Breakfast at Humpty Dumpty
We had breakfast at Humpty Dumpty. It was delicious. Gary ordered a waffle. He didnt know what he was in for...
Brugge Historium Museum
We stopped in the Brugge Historium Museum to learn about the city. We were taken on a radio guided, room by room show about a 14th century artist and his problem with parrots. When it was over we looked at each other and asked "What the hell does the parrots have to do with the city??". We are still confused. The exhibition didnt tell you the history of the city, just the story about this kid trying to find a girl and a parrot. It was well done, but still... Luckily for us after you walked out of the exhibition there was a Duvel brassierie right in the museum. The view from the brasseries windows on to the square are beautiful. But dont ask any of us about parrots. You will just get a confused, deer in the headlights look. If you ask us where Frederico (the parrot) is we will probably punch you in the mouth.
Market Square, Day 2
A couple of the guys went up to the top of the Bell Tower. What a view! Wait till you see these pictures.
A treasure trove of Medieval and Renaissance art by some of the most prolific artists of their times. To be this close to such beautiful works of art was incredible. To be able to look closely at the brushstrokes and techniques was fantastic. The photos do not do them justice. This is something you would have to actually experience to appreciate it.
St Salvatores Cathederal
A HUGE medieval cathederal near the center of town. This was truly breathtaking. Earlies part was built in the 1100's. Several people are entombed there. There were medieval crypts in the floor covered in plexiglass so you could see them. Around the central nave were several smaller chapels that were owned by influential families of the city and many are buried in the floor there.
Just comical shots of us in the restaurant at our hotel.
We woke up that morning and found the plaza outside our hotel, which up till them was empty, filled with dozens and dozens of food and goods vendors. We walked around a while and we had what must be the awesomest meat on a stick food that has ever been devised to be meat on a stick. We tried several different kinds and bought a couple bags of them to take with us to eat on the way back to Brussels. This is where our hearts were forever broken. We did not want to leave. In fact, each one of us is still in Brugge in spirit.

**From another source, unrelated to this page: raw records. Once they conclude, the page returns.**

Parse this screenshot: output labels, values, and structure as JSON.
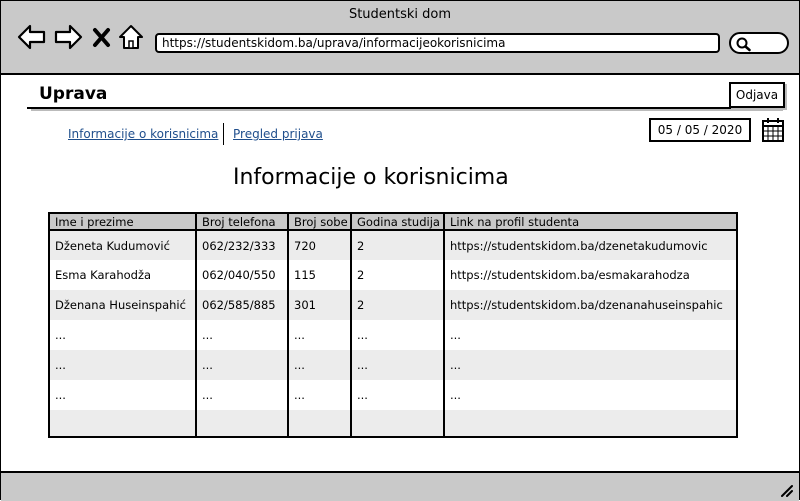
{
  "window": {
    "title": "Studentski dom"
  },
  "browser": {
    "url": "https://studentskidom.ba/uprava/informacijeokorisnicima",
    "back_icon": "arrow-left-icon",
    "forward_icon": "arrow-right-icon",
    "close_icon": "close-icon",
    "home_icon": "home-icon",
    "search_icon": "search-icon"
  },
  "header": {
    "title": "Uprava",
    "logout_label": "Odjava"
  },
  "tabs": [
    {
      "label": "Informacije o korisnicima"
    },
    {
      "label": "Pregled prijava"
    }
  ],
  "date": "05 / 05 / 2020",
  "main": {
    "heading": "Informacije o korisnicima",
    "table": {
      "columns": [
        "Ime i prezime",
        "Broj telefona",
        "Broj sobe",
        "Godina studija",
        "Link na profil studenta"
      ],
      "rows": [
        [
          "Dženeta Kudumović",
          "062/232/333",
          "720",
          "2",
          "https://studentskidom.ba/dzenetakudumovic"
        ],
        [
          "Esma Karahodža",
          "062/040/550",
          "115",
          "2",
          "https://studentskidom.ba/esmakarahodza"
        ],
        [
          "Dženana Huseinspahić",
          "062/585/885",
          "301",
          "2",
          "https://studentskidom.ba/dzenanahuseinspahic"
        ],
        [
          "...",
          "...",
          "...",
          "...",
          "..."
        ],
        [
          "...",
          "...",
          "...",
          "...",
          "..."
        ],
        [
          "...",
          "...",
          "...",
          "...",
          "..."
        ],
        [
          "",
          "",
          "",
          "",
          ""
        ]
      ]
    }
  }
}
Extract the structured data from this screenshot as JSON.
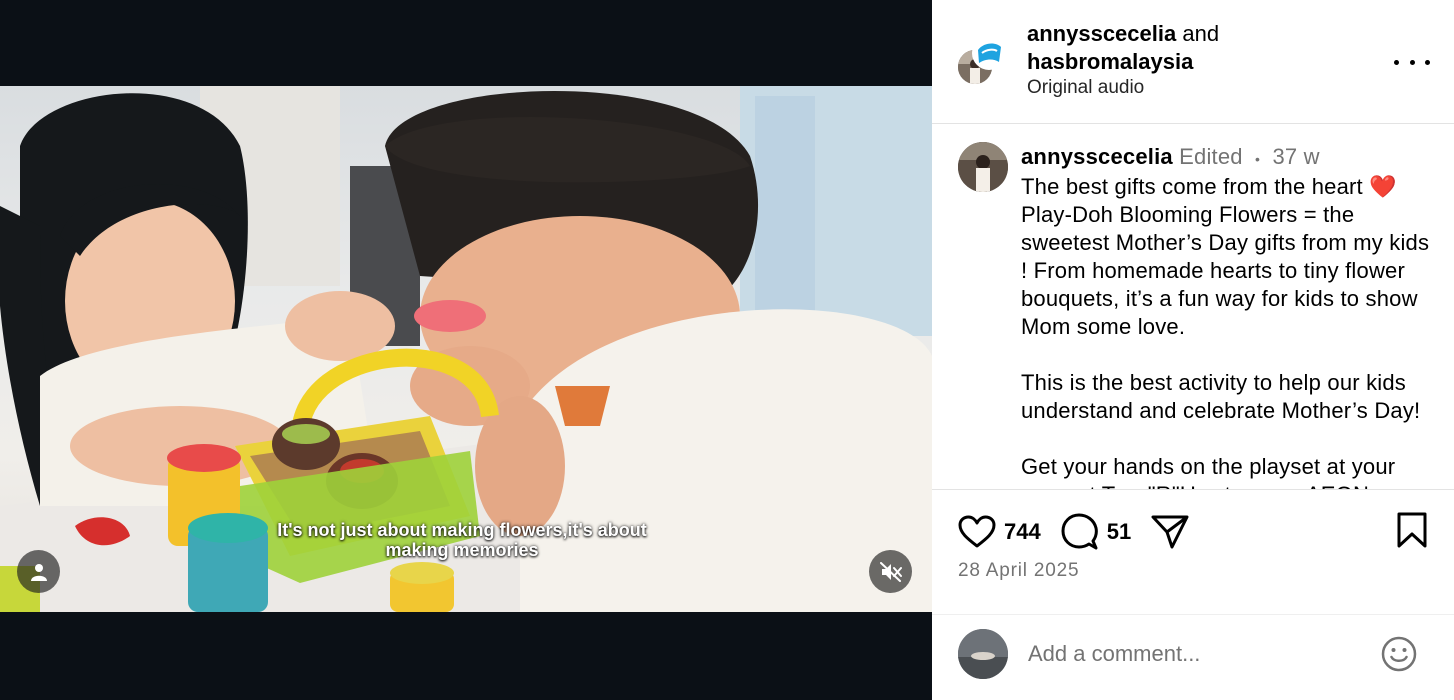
{
  "video": {
    "subtitle": "It's not just about making flowers,it's about making memories"
  },
  "header": {
    "user1": "annysscecelia",
    "joiner": "and",
    "user2": "hasbromalaysia",
    "audio": "Original audio"
  },
  "caption": {
    "username": "annysscecelia",
    "edited": "Edited",
    "separator": "•",
    "age": "37 w",
    "text": "The best gifts come from the heart ❤️\nPlay-Doh Blooming Flowers = the sweetest Mother’s Day gifts from my kids ! From homemade hearts to tiny flower bouquets, it’s a fun way for kids to show Mom some love.\n\nThis is the best activity to help our kids understand and celebrate Mother’s Day!\n\nGet your hands on the playset at your nearest Toys\"R\"Us stores or AEON"
  },
  "actions": {
    "likes": "744",
    "comments": "51",
    "date": "28 April 2025"
  },
  "comment_box": {
    "placeholder": "Add a comment..."
  },
  "icons": {
    "like": "heart-icon",
    "comment": "comment-bubble-icon",
    "share": "paper-plane-icon",
    "save": "bookmark-icon",
    "emoji": "smiley-icon",
    "more": "more-dots-icon",
    "mute": "muted-speaker-icon",
    "tags": "person-icon"
  }
}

Gas Station on the way back to Brussels
This goes to show that there are assinine people everywhere in the world as well as people too dumb to swing a hammer. We stopped at this rest stop/gas station on the way back to Brussels. We were approached by a bunch of kids who had no idea how to fill a gas tank. OK, so Gary went over to help them. All of a sudden there was the sound of something crashing. Some idiot with a hot shot ninja motorcycle thought he would burn rubber away from the pump after filling up. What he didnt count on was that big patch of oil on the ground right in front of him and then the metal grating immediatly after that. Needless to say when he tried to leave in a blaze of glory he went down in a heap of misery. Idiot. Then he had the nerve to yell at the gas station owner. She wasnt the idiot, he was. After we helped him get his bike off of him we laughed at him. Idiot. Sean found Paprika potato chips at this store. If proved to be an ill fated purchase.
Crowne Plaza Hotel at the Brussels Airport
Our last night in Europe. What a bummer. But when we got in we got great rooms and free use of the lounge with an open bar. They had no idea what they just gave us. After we wiped them out of the Stella Artois (Gary drank vodka and orange juice) we asked them to refill the fridge. The guy taking care of the room was gracious and an all around good guy. We tipped him well for having to take out the empty beer bottles. Sean ate the Paprika chips. Here is the result:
Sean on Paprika Chips(having trouble with this one too)
The next day we jumped on our plane and returned to the US and reality. Boy, reality really sucks. But we had a really really good time.
WHERE TO NEXT???